HOURS: Daily 9 a.m.–5 p.m., last admission 4:45 p.m.
The iconic symbol of the Liberty Bell is associated not only with Philadelphia , but with democracy and the United States’ independence from England, and with freedom in worldwide struggles, such as freedom from slavery and the women’s rights movement. In fact, it didn’t become widely known as the “Liberty Bell” until the abolitionists coined the phrase.
So yes, you—along with more than a million other visitors each year—have to see it once in your life. Just don’t set your hopes too high—it is just a bell after all—and not a very well-made one at that. But the real attraction is not the 2,090-pound piece of metal; it is what the bell has come to symbolize.
There is some debate over the details of the Liberty Bell’s history, but it goes something like this: Originally built for the tower of the State House (now Independence Hall ), it was cast in London and arrived in Philadelphia  in 1752 to commemorate the 50-year anniversary of William Penn’s Charter of Privileges. It suffered the first of several cracks during its first ring in a test run. It was recast two years later by two Philadelphians, John Stow and John Pass, who took the opportunity to carve their own names on it.
The bell is said to have rung for several important events, including the first public reading of the Declaration of Independence in 1776. No one knows exactly when it rang for the last time, but it may have been for George Washington’s birthday in 1846, at which point the cracks were so bad that the bell was rendered useless.

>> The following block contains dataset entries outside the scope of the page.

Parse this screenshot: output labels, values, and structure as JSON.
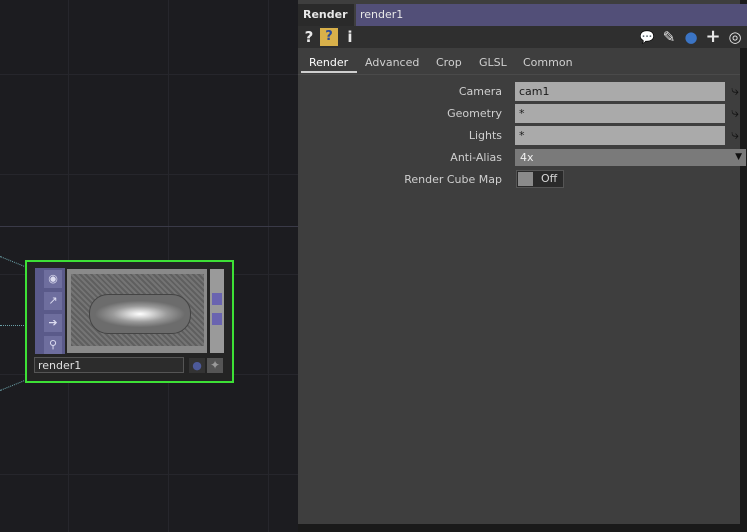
{
  "node": {
    "name": "render1",
    "side_icons": [
      "eye-icon",
      "chart-icon",
      "arrow-right-icon",
      "bomb-icon"
    ],
    "flag1": "●",
    "flag2": "✦"
  },
  "panel": {
    "op_type": "Render",
    "op_name": "render1",
    "toolbar": {
      "help": "?",
      "help_python": "?",
      "info": "i",
      "comment": "💬",
      "edit": "✎",
      "python": "●",
      "add": "+",
      "target": "◎"
    },
    "tabs": [
      "Render",
      "Advanced",
      "Crop",
      "GLSL",
      "Common"
    ],
    "active_tab": "Render",
    "params": {
      "camera": {
        "label": "Camera",
        "value": "cam1"
      },
      "geometry": {
        "label": "Geometry",
        "value": "*"
      },
      "lights": {
        "label": "Lights",
        "value": "*"
      },
      "anti_alias": {
        "label": "Anti-Alias",
        "value": "4x"
      },
      "render_cube_map": {
        "label": "Render Cube Map",
        "value": "Off"
      }
    }
  },
  "colors": {
    "node_selected": "#3de036",
    "title_accent": "#524f78",
    "field_bg": "#aaaaaa"
  }
}
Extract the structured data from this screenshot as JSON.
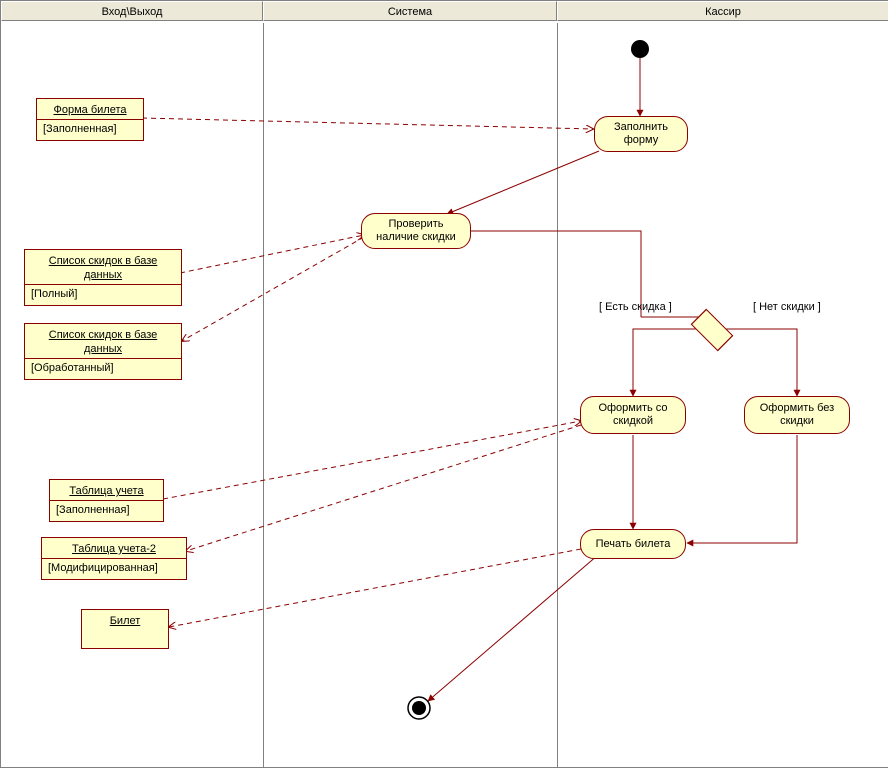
{
  "lanes": {
    "io": "Вход\\Выход",
    "system": "Система",
    "cashier": "Кассир"
  },
  "objects": {
    "ticket_form": {
      "title": "Форма билета",
      "state": "[Заполненная]"
    },
    "discount_list_full": {
      "title": "Список скидок в базе данных",
      "state": "[Полный]"
    },
    "discount_list_processed": {
      "title": "Список скидок в базе данных",
      "state": "[Обработанный]"
    },
    "account_table": {
      "title": "Таблица учета",
      "state": "[Заполненная]"
    },
    "account_table_2": {
      "title": "Таблица учета-2",
      "state": "[Модифицированная]"
    },
    "ticket": {
      "title": "Билет",
      "state": ""
    }
  },
  "activities": {
    "fill_form": "Заполнить форму",
    "check_discount": "Проверить наличие скидки",
    "issue_with_discount": "Оформить со скидкой",
    "issue_without_discount": "Оформить без скидки",
    "print_ticket": "Печать билета"
  },
  "guards": {
    "has_discount": "[ Есть скидка ]",
    "no_discount": "[ Нет скидки ]"
  }
}
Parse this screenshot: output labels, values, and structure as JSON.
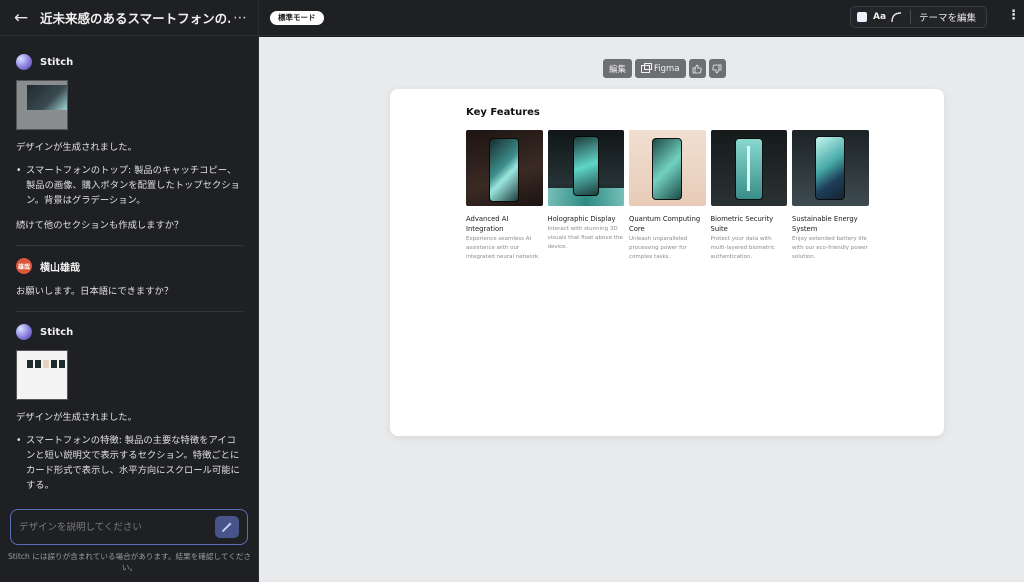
{
  "sidebar": {
    "title": "近未来感のあるスマートフォンの...",
    "messages": [
      {
        "sender": "Stitch",
        "text": "デザインが生成されました。",
        "bullet": "スマートフォンのトップ: 製品のキャッチコピー、製品の画像、購入ボタンを配置したトップセクション。背景はグラデーション。",
        "followup": "続けて他のセクションも作成しますか？"
      },
      {
        "sender": "横山雄哉",
        "avatar_text": "雄哉",
        "text": "お願いします。日本語にできますか？"
      },
      {
        "sender": "Stitch",
        "text": "デザインが生成されました。",
        "bullet": "スマートフォンの特徴: 製品の主要な特徴をアイコンと短い説明文で表示するセクション。特徴ごとにカード形式で表示し、水平方向にスクロール可能にする。"
      }
    ],
    "input_placeholder": "デザインを説明してください",
    "disclaimer": "Stitch には誤りが含まれている場合があります。結果を確認してください。"
  },
  "topbar": {
    "mode": "標準モード",
    "font_label": "Aa",
    "theme_edit": "テーマを編集"
  },
  "canvas": {
    "toolbar": {
      "edit": "編集",
      "figma": "Figma"
    },
    "section_title": "Key Features",
    "features": [
      {
        "name": "Advanced AI Integration",
        "desc": "Experience seamless AI assistance with our integrated neural network."
      },
      {
        "name": "Holographic Display",
        "desc": "Interact with stunning 3D visuals that float above the device."
      },
      {
        "name": "Quantum Computing Core",
        "desc": "Unleash unparalleled processing power for complex tasks."
      },
      {
        "name": "Biometric Security Suite",
        "desc": "Protect your data with multi-layered biometric authentication."
      },
      {
        "name": "Sustainable Energy System",
        "desc": "Enjoy extended battery life with our eco-friendly power solution."
      }
    ]
  },
  "colors": {
    "sidebar_bg": "#1f2023",
    "canvas_bg": "#e9eaec",
    "accent": "#5a6fb7"
  }
}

Housed in Independence Hall for more than 200 years, it was moved to Liberty Bell Pavilion in 1976 for the bicentennial. In 2003 it was moved again to its current home in the Liberty Bell Center, a modern glass-enclosed mini-museum and multimedia gallery containing documents, images, and a short History Channel film exploring the facts and myths surrounding the bell, available in nine languages.

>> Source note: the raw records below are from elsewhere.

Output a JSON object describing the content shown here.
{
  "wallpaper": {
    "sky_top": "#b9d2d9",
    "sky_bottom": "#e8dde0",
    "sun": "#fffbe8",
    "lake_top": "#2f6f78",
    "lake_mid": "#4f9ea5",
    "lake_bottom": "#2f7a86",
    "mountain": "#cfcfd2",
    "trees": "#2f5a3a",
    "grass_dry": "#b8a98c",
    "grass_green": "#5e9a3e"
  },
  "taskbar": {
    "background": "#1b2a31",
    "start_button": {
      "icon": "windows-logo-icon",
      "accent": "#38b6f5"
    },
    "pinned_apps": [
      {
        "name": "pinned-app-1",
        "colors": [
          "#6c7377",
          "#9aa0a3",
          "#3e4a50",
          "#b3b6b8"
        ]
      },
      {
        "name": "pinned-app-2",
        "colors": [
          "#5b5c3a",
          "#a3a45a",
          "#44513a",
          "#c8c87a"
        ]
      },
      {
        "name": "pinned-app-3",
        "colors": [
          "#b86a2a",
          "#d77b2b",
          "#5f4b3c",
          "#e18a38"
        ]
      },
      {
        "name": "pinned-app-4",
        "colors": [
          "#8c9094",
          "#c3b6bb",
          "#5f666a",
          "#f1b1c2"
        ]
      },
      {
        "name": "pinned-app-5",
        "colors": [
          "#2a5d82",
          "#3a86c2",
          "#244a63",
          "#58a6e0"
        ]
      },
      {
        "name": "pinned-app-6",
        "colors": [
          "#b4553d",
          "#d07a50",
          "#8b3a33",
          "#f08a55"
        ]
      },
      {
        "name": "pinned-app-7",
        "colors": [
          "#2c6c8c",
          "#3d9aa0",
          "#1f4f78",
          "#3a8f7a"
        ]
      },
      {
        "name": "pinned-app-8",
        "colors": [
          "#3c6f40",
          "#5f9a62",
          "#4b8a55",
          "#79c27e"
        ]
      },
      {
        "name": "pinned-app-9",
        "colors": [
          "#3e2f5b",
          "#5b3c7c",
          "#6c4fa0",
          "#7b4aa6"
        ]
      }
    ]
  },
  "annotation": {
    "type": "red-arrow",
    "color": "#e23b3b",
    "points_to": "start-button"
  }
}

The bell’s strategic position offers an uninterrupted view of Independence Hall , making it one of the most photographed spots in the city. On the bell, Pennsylvania is spelled “Pensylvania,” which was one of several acceptable spellings at the time. It is engraved with the message “Proclaim Liberty throughout all the Land unto all the Inhabitants thereof.” The message may present a conundrum considering slavery was still prevalent at the time, but it makes sense that so many groups later adopted it as a symbol for freedom.